  • Travel. Before formal education existed, the most educated people were the ones who traveled the world. While financial issues might be a serious problem for some, it's much easier to live cheaply abroad. In Australia, you can stay in a hostel for around $20 a night, cook your meals there, and enjoy store-bought beer on the patio with other guests instead of eating out and hitting the bars. Many backpackers work odd jobs as they go to pay for their travels, too.
  • Live with an open mind. Considering new and different perspectives is another important step in embracing life to the fullest. If you constantly criticize new ideas or ways of living--without attempting to understand them--you'll never experience the best things in life.
  • Educate yourself. The more effort you put into learning, the more you'll realize how little you know. Knowledge provides a level of empowerment. It inspires a genuine curiosity and instills a sense of duty to make the world a better place.
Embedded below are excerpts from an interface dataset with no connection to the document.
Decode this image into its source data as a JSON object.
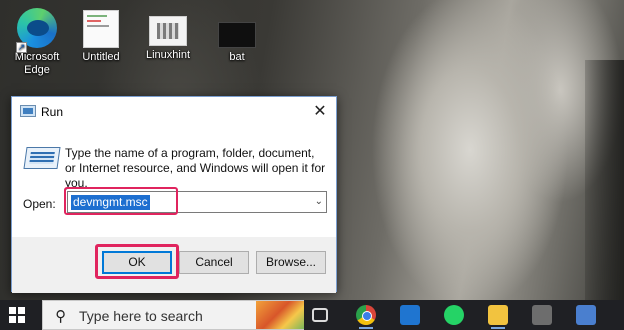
{
  "desktop": {
    "icons": [
      {
        "label": "Microsoft Edge",
        "icon": "edge-icon"
      },
      {
        "label": "Untitled",
        "icon": "document-icon"
      },
      {
        "label": "Linuxhint",
        "icon": "image-icon"
      },
      {
        "label": "bat",
        "icon": "terminal-icon"
      }
    ]
  },
  "run_dialog": {
    "title": "Run",
    "description": "Type the name of a program, folder, document, or Internet resource, and Windows will open it for you.",
    "open_label": "Open:",
    "open_value": "devmgmt.msc",
    "buttons": {
      "ok": "OK",
      "cancel": "Cancel",
      "browse": "Browse..."
    },
    "highlight_color": "#e0245e"
  },
  "taskbar": {
    "search_placeholder": "Type here to search",
    "pinned": [
      "task-view-icon",
      "chrome-icon",
      "mail-icon",
      "whatsapp-icon",
      "file-explorer-icon",
      "calculator-icon",
      "app-icon"
    ]
  }
}
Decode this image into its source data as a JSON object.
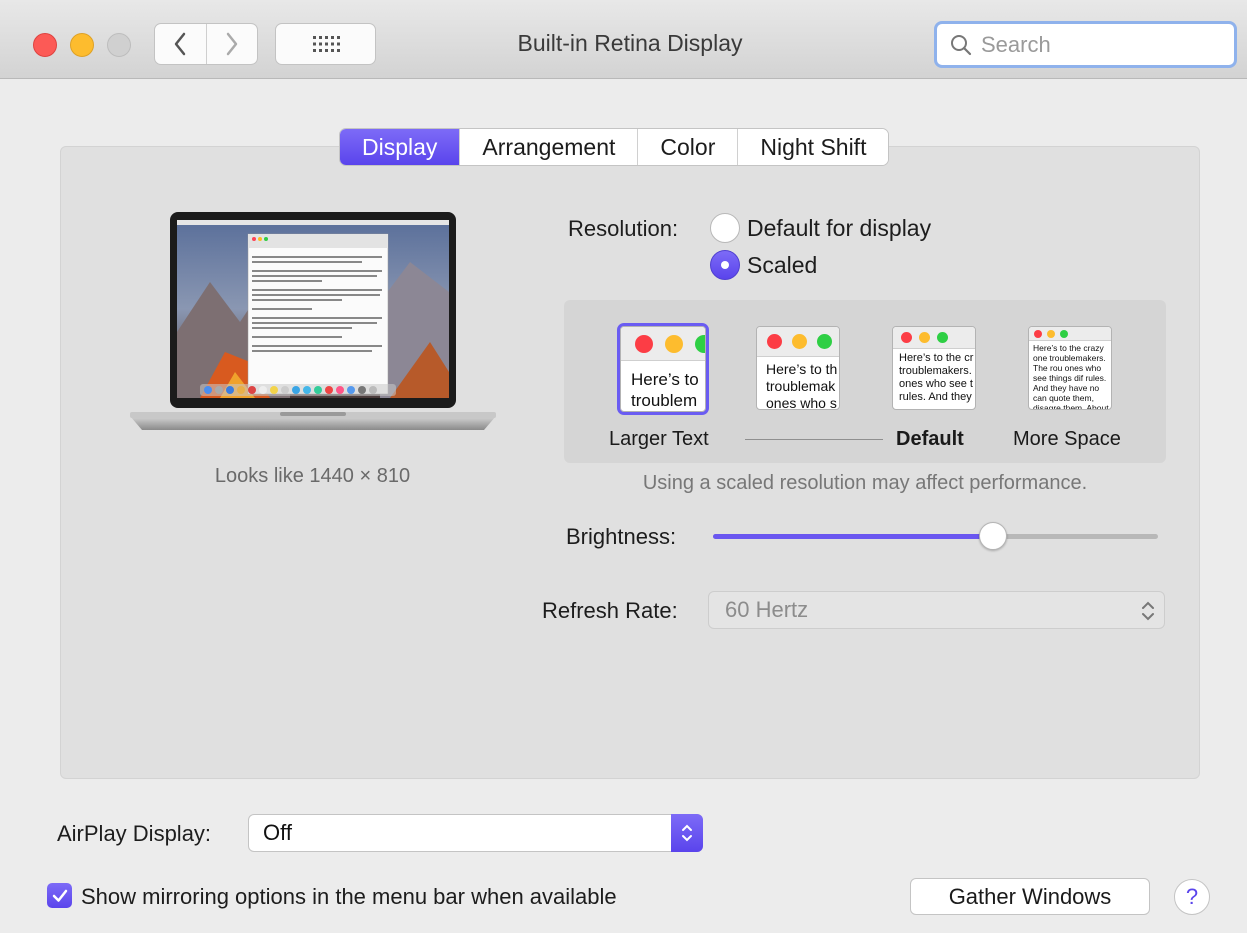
{
  "window": {
    "title": "Built-in Retina Display",
    "search_placeholder": "Search"
  },
  "tabs": [
    {
      "label": "Display",
      "active": true
    },
    {
      "label": "Arrangement",
      "active": false
    },
    {
      "label": "Color",
      "active": false
    },
    {
      "label": "Night Shift",
      "active": false
    }
  ],
  "display": {
    "looks_like": "Looks like 1440 × 810",
    "resolution_label": "Resolution:",
    "resolution_options": [
      {
        "label": "Default for display",
        "selected": false
      },
      {
        "label": "Scaled",
        "selected": true
      }
    ],
    "scale_options": [
      {
        "preview_text": "Here’s to troublem",
        "selected": true
      },
      {
        "preview_text": "Here’s to th troublemak ones who s",
        "selected": false
      },
      {
        "preview_text": "Here’s to the cr troublemakers. ones who see t rules. And they",
        "selected": false
      },
      {
        "preview_text": "Here’s to the crazy one troublemakers. The rou ones who see things dif rules. And they have no can quote them, disagre them. About the only th Because they change th",
        "selected": false
      }
    ],
    "scale_labels": {
      "left": "Larger Text",
      "middle": "Default",
      "right": "More Space"
    },
    "performance_note": "Using a scaled resolution may affect performance.",
    "brightness_label": "Brightness:",
    "brightness_level": 0.63,
    "refresh_label": "Refresh Rate:",
    "refresh_value": "60 Hertz"
  },
  "footer": {
    "airplay_label": "AirPlay Display:",
    "airplay_value": "Off",
    "mirroring_label": "Show mirroring options in the menu bar when available",
    "mirroring_checked": true,
    "gather_button": "Gather Windows",
    "help_symbol": "?"
  },
  "colors": {
    "accent": "#5a44ec",
    "close": "#fc5a56",
    "minimize": "#fdbc2e"
  }
}
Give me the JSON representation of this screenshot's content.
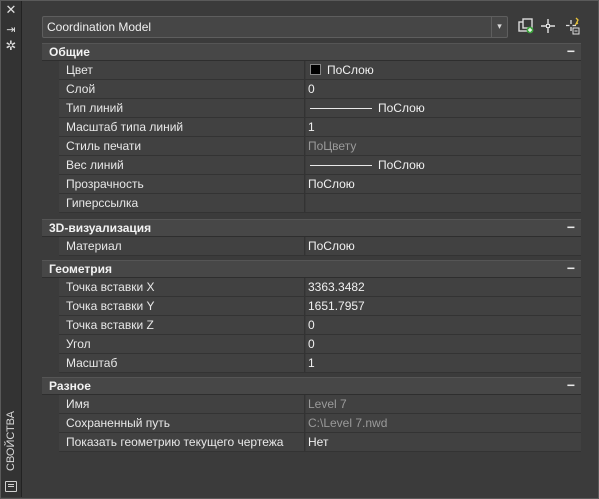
{
  "sidebar": {
    "close_glyph": "✕",
    "pin_glyph": "⇥",
    "settings_glyph": "✲",
    "title": "СВОЙСТВА"
  },
  "toolbar": {
    "selection": "Coordination Model",
    "dropdown_glyph": "▾",
    "tool_icons": [
      "quick-select-icon",
      "select-objects-icon",
      "toggle-pickadd-icon"
    ]
  },
  "categories": [
    {
      "label": "Общие",
      "collapse": "−",
      "rows": [
        {
          "name": "Цвет",
          "value": "ПоСлою",
          "swatch": "#000000"
        },
        {
          "name": "Слой",
          "value": "0"
        },
        {
          "name": "Тип линий",
          "value": "ПоСлою",
          "line": true
        },
        {
          "name": "Масштаб типа линий",
          "value": "1"
        },
        {
          "name": "Стиль печати",
          "value": "ПоЦвету",
          "dim_value": true
        },
        {
          "name": "Вес линий",
          "value": "ПоСлою",
          "line": true
        },
        {
          "name": "Прозрачность",
          "value": "ПоСлою"
        },
        {
          "name": "Гиперссылка",
          "value": ""
        }
      ]
    },
    {
      "label": "3D-визуализация",
      "collapse": "−",
      "rows": [
        {
          "name": "Материал",
          "value": "ПоСлою"
        }
      ]
    },
    {
      "label": "Геометрия",
      "collapse": "−",
      "rows": [
        {
          "name": "Точка вставки X",
          "value": "3363.3482"
        },
        {
          "name": "Точка вставки Y",
          "value": "1651.7957"
        },
        {
          "name": "Точка вставки Z",
          "value": "0"
        },
        {
          "name": "Угол",
          "value": "0"
        },
        {
          "name": "Масштаб",
          "value": "1"
        }
      ]
    },
    {
      "label": "Разное",
      "collapse": "−",
      "rows": [
        {
          "name": "Имя",
          "value": "Level 7",
          "dim_value": true
        },
        {
          "name": "Сохраненный путь",
          "value": "C:\\Level 7.nwd",
          "dim_value": true
        },
        {
          "name": "Показать геометрию текущего чертежа",
          "value": "Нет"
        }
      ]
    }
  ]
}
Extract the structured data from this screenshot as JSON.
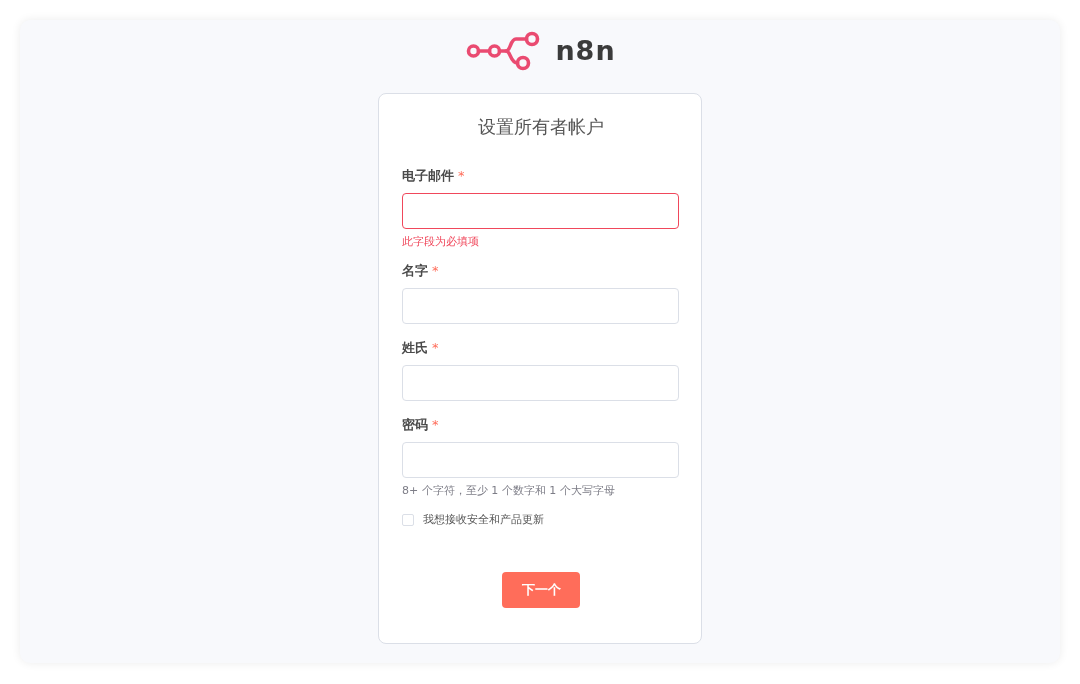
{
  "logo": {
    "text": "n8n"
  },
  "form": {
    "title": "设置所有者帐户",
    "fields": [
      {
        "label": "电子邮件",
        "required_mark": "*",
        "invalid": true,
        "error": "此字段为必填项"
      },
      {
        "label": "名字",
        "required_mark": "*",
        "invalid": false
      },
      {
        "label": "姓氏",
        "required_mark": "*",
        "invalid": false
      },
      {
        "label": "密码",
        "required_mark": "*",
        "invalid": false,
        "hint": "8+ 个字符，至少 1 个数字和 1 个大写字母"
      }
    ],
    "checkbox": {
      "label": "我想接收安全和产品更新",
      "checked": false
    },
    "submit": {
      "label": "下一个"
    }
  }
}
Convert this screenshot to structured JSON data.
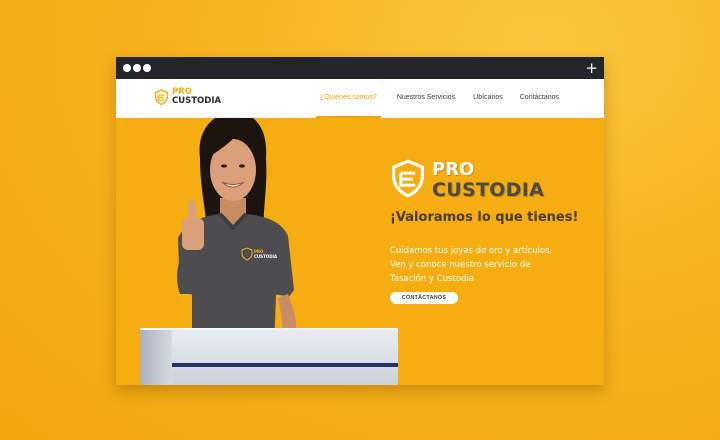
{
  "brand": {
    "line1": "PRO",
    "line2": "CUSTODIA",
    "primary_color": "#f6ad12",
    "dark_color": "#4a4a4a"
  },
  "window": {
    "controls": [
      "dot",
      "dot",
      "dot"
    ],
    "new_tab_label": "+"
  },
  "nav": {
    "items": [
      {
        "label": "¿Quiénes somos?",
        "active": true
      },
      {
        "label": "Nuestros Servicios",
        "active": false
      },
      {
        "label": "Ubícanos",
        "active": false
      },
      {
        "label": "Contáctanos",
        "active": false
      }
    ]
  },
  "hero": {
    "slogan": "¡Valoramos lo que tienes!",
    "description_lines": [
      "Cuidamos tus joyas de oro y artículos.",
      "Ven y conoce nuestro servicio de",
      "Tasación y Custodia"
    ],
    "cta_label": "CONTÁCTANOS",
    "shirt_logo_line1": "PRO",
    "shirt_logo_line2": "CUSTODIA"
  }
}
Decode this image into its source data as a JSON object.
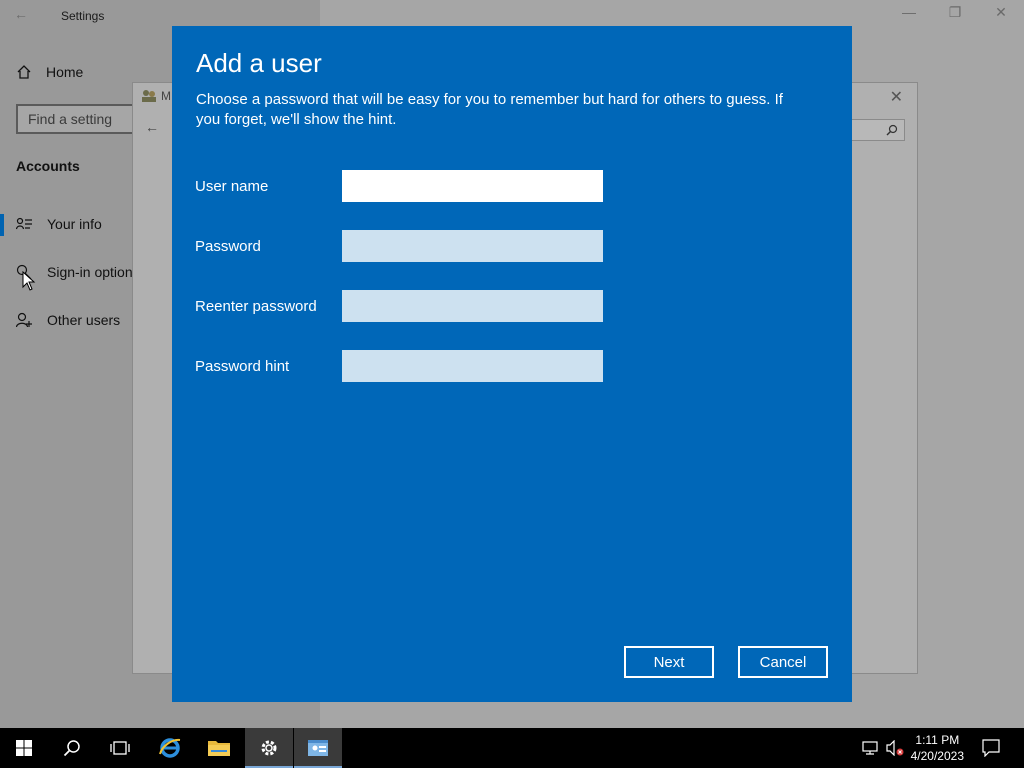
{
  "settings": {
    "title": "Settings",
    "nav": {
      "home": "Home",
      "search_placeholder": "Find a setting",
      "section": "Accounts",
      "items": [
        {
          "label": "Your info",
          "icon": "person-card-icon"
        },
        {
          "label": "Sign-in option",
          "icon": "key-icon"
        },
        {
          "label": "Other users",
          "icon": "add-person-icon"
        }
      ]
    }
  },
  "background_window": {
    "title": "M"
  },
  "dialog": {
    "title": "Add a user",
    "description": "Choose a password that will be easy for you to remember but hard for others to guess. If you forget, we'll show the hint.",
    "fields": [
      {
        "label": "User name",
        "value": ""
      },
      {
        "label": "Password",
        "value": ""
      },
      {
        "label": "Reenter password",
        "value": ""
      },
      {
        "label": "Password hint",
        "value": ""
      }
    ],
    "next_label": "Next",
    "cancel_label": "Cancel"
  },
  "taskbar": {
    "time": "1:11 PM",
    "date": "4/20/2023"
  },
  "colors": {
    "dialog_bg": "#0067b8",
    "accent": "#0063b1"
  }
}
  • Confront your fears. We often fear things we don't fully understand. Forcing yourself to experience something new will not only alleviate your fears, but it will also expose you to thrilling opportunities and valuable life lessons. I was terrified of heights, so I forced myself to go bungee jumping in Australia. I still don't like heights, but my fear no longer keeps me from experiencing things like hiking the Grand Canyon. Address your fears, confront them directly, and you'll break down barriers in your life.

Working to live can have huge implications on your attitude toward life and business. And this goes beyond enjoying your job. Building your life around this philosophy and starting from a place that brings you joy and fulfillment will naturally translate into greater success in every aspect of your life. So put the excuses aside, go explore, and discover what your life is missing.